September 3, 2019
James Cone in Chapel

On November 1-2, 2019, Garrett-Evangelical Theological Seminary and Northwestern University will host scholars, religious leaders, and activists for “Black Theology and Black Power: Retrospect and Prospect”, a conference reflecting on James Hal Cone’s seminal work, Black Theology & Black Power, on the occasion of the 50th anniversary of the book’s publication.

A distinguished alum of Garrett-Evangelical and Northwestern University, Cone is arguably the most influential theologian of the twentieth century. His inauguration of the field of black theology marks a crucial turning point for “theology” and decades later, Cone’s influence, writings, and scholarship continue to shape generations of scholars, religious leaders, and activists working for the dismantling of white supremacy.

At this two-day conference, participants will examine Cone’s metanoia that liberation is the meaning and blackness is the mode of the enslaved who claim to speak of God. Globally recognized keynote speakers, Dr. Melissa Harris-Perry and Dr. Eddie Glaude, along with scholars in religion, theology, black diaspora studies, political science, history, literature, gender and sexuality studies, as well as artists will share the impact of Cone’s work on the world. Additional sessions specifically focused on religious leaders and activists are in development and will be shared soon on the conference website.

“James Cone represents the best in the scholarly ideal. He lived a life of purpose, helped us see the potential of a theology dedicated to social justice and liberation, and was unapologetic in recognizing the humanity of the oppressed. Cone was a giant, and we are all lucky that we can stand on his shoulders today,” said Provost Jonathan Holloway of Northwestern University.

Taurean J. Webb, director of Garrett’s Center for the Church and the Black Experience (CBE) said, “This convening is especially exciting because we’re not only celebrating the 50th anniversary of a seminal text by a seminal thinker, but we’re also commemorating the half-century founding anniversary of the CBE. This was a founding moment very much informed by Cone’s Black Theology & Black Power, and we’re thrilled that this conference will help us kick off the Center’s commemorative activities.”

The conference is free to attend and is sponsored by Northwestern University, Garrett-Evangelical Theological Seminary, and the Smithsonian Institution, with the generous support from the Henry Luce Foundation.
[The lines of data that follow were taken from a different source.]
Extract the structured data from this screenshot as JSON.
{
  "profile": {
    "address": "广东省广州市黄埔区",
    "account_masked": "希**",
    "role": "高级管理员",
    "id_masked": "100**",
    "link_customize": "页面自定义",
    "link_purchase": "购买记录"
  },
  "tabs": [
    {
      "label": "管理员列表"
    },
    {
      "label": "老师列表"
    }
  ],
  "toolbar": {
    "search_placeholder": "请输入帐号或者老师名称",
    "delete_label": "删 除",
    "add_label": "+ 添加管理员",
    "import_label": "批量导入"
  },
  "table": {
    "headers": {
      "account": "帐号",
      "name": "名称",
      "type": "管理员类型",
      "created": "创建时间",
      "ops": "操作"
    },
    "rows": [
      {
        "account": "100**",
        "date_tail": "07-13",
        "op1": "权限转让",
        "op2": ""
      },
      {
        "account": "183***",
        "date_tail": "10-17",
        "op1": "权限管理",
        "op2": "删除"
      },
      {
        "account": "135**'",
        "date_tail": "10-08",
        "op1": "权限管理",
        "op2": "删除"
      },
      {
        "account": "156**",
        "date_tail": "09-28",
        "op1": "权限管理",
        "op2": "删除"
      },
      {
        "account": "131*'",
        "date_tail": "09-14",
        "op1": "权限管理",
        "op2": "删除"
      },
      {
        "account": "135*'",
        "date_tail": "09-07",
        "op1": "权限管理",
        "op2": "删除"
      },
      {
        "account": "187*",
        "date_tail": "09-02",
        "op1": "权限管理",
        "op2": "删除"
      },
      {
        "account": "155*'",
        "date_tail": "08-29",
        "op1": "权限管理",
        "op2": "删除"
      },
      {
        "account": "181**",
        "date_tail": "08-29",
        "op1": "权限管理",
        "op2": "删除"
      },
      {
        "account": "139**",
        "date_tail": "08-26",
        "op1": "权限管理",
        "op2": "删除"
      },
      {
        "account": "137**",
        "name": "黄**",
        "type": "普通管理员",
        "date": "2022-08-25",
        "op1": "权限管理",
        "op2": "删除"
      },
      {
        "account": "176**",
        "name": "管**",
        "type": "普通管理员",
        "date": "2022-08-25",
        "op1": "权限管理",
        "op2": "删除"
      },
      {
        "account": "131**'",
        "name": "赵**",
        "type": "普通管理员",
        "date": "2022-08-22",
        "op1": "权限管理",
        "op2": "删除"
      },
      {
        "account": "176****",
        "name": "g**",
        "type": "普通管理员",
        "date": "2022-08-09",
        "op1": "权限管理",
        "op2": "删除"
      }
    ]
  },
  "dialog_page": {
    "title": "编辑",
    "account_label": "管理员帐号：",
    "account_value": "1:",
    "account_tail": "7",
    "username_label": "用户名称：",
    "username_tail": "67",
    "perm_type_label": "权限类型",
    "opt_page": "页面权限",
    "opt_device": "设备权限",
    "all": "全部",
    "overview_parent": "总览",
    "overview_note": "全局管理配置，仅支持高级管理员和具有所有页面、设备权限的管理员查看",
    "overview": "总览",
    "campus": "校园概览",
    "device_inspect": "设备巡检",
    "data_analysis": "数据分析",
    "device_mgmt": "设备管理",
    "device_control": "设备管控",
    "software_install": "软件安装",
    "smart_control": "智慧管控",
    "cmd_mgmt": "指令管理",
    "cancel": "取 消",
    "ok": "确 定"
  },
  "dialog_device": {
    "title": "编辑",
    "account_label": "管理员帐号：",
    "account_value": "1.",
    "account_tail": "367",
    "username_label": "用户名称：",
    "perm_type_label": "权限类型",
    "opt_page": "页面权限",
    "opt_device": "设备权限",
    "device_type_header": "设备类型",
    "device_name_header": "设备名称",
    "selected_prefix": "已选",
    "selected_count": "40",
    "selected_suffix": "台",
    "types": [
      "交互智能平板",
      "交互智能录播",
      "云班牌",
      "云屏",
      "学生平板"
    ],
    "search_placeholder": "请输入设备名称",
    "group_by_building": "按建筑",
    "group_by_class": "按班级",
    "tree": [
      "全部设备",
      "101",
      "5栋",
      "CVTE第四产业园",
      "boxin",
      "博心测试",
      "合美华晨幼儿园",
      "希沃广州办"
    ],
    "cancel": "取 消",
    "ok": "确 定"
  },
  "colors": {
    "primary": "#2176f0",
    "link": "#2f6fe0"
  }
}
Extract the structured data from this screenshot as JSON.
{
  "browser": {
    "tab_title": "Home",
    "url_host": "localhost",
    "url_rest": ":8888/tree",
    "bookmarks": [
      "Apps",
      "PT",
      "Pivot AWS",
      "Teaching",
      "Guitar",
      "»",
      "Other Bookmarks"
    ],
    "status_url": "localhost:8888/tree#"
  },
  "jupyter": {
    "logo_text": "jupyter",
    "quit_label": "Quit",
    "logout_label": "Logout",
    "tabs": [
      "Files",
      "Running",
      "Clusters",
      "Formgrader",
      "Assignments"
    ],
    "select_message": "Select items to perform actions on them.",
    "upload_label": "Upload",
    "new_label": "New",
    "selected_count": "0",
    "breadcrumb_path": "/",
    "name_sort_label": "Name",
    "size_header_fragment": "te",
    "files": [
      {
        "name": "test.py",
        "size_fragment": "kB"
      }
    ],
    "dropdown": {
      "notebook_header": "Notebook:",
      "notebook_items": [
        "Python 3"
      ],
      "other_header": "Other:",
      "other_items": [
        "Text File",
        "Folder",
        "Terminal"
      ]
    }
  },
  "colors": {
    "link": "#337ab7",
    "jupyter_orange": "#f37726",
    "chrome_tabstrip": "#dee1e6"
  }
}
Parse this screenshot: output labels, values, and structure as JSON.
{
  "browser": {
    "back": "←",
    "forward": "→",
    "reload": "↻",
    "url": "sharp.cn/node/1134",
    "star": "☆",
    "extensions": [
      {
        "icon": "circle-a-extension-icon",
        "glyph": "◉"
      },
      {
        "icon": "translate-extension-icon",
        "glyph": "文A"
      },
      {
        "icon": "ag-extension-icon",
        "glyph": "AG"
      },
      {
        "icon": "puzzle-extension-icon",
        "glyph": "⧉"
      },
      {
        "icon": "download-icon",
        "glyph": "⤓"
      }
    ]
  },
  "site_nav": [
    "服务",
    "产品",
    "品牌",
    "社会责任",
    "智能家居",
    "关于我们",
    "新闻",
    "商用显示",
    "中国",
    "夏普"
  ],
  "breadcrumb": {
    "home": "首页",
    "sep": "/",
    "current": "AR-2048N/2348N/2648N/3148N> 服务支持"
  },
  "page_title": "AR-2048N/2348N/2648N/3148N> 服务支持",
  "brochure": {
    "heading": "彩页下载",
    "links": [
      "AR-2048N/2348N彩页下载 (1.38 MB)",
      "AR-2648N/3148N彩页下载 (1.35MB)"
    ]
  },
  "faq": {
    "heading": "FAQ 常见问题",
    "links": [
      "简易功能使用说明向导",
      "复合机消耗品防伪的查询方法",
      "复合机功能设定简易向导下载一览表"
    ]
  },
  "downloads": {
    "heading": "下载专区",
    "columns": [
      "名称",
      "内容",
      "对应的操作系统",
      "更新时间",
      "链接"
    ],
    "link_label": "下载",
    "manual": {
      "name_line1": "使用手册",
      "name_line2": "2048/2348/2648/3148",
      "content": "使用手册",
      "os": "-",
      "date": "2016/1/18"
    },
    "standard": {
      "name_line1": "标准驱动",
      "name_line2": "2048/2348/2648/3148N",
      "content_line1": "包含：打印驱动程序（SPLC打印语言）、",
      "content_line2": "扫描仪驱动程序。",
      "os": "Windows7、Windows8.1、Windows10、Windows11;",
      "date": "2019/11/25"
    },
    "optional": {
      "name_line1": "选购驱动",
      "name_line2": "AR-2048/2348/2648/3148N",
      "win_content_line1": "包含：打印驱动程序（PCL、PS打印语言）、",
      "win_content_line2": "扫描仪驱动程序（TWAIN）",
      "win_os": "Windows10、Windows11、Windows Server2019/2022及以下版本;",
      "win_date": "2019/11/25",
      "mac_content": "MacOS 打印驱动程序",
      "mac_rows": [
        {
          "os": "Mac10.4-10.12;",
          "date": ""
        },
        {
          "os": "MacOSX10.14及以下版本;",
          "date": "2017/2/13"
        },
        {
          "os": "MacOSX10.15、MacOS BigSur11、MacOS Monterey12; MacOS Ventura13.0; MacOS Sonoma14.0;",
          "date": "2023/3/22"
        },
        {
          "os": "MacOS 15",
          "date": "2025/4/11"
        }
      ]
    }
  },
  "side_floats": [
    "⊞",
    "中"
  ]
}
To assist with travel costs, a scholarship has been established for religious leaders, seminary students, and master of arts and doctoral students at Northwestern.

To learn more about the conference and to register, please visit: